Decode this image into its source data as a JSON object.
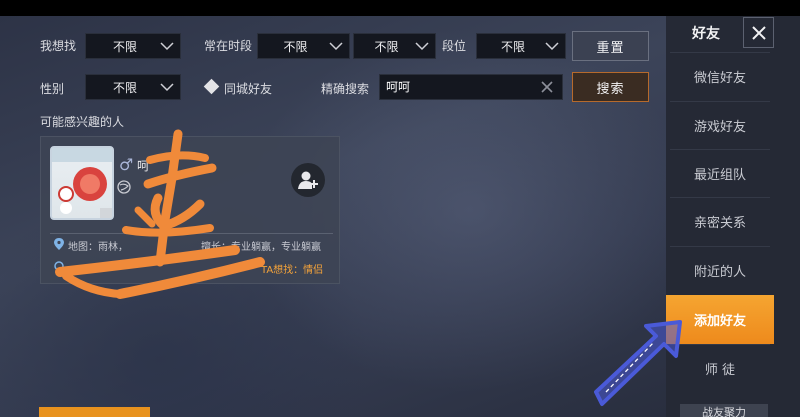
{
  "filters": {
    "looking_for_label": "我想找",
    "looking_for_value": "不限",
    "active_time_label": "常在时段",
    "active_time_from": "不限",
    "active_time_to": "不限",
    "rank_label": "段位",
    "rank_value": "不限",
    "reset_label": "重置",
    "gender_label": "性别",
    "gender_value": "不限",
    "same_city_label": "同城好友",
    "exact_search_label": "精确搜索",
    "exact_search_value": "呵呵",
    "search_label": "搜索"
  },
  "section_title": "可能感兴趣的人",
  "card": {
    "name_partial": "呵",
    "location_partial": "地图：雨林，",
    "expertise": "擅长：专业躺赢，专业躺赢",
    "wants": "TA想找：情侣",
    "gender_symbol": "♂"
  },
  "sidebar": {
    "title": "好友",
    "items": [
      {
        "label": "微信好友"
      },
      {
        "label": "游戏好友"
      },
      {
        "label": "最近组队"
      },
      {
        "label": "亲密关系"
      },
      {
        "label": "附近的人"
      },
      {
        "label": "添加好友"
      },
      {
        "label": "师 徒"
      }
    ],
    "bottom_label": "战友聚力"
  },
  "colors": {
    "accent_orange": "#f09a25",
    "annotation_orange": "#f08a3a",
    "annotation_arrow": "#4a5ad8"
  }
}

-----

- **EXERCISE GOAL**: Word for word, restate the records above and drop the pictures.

- **EXERCISE RESPONSE**:
Decode this image into its source data as a JSON object.
{
  "filters": {
    "looking_for_label": "我想找",
    "looking_for_value": "不限",
    "active_time_label": "常在时段",
    "active_time_from": "不限",
    "active_time_to": "不限",
    "rank_label": "段位",
    "rank_value": "不限",
    "reset_label": "重置",
    "gender_label": "性别",
    "gender_value": "不限",
    "same_city_label": "同城好友",
    "exact_search_label": "精确搜索",
    "exact_search_value": "呵呵",
    "search_label": "搜索"
  },
  "section_title": "可能感兴趣的人",
  "card": {
    "name_partial": "呵",
    "location_partial": "地图：雨林，",
    "expertise": "擅长：专业躺赢，专业躺赢",
    "wants": "TA想找：情侣",
    "gender_symbol": "♂"
  },
  "sidebar": {
    "title": "好友",
    "items": [
      {
        "label": "微信好友"
      },
      {
        "label": "游戏好友"
      },
      {
        "label": "最近组队"
      },
      {
        "label": "亲密关系"
      },
      {
        "label": "附近的人"
      },
      {
        "label": "添加好友"
      },
      {
        "label": "师 徒"
      }
    ],
    "bottom_label": "战友聚力"
  },
  "colors": {
    "accent_orange": "#f09a25",
    "annotation_orange": "#f08a3a",
    "annotation_arrow": "#4a5ad8"
  }
}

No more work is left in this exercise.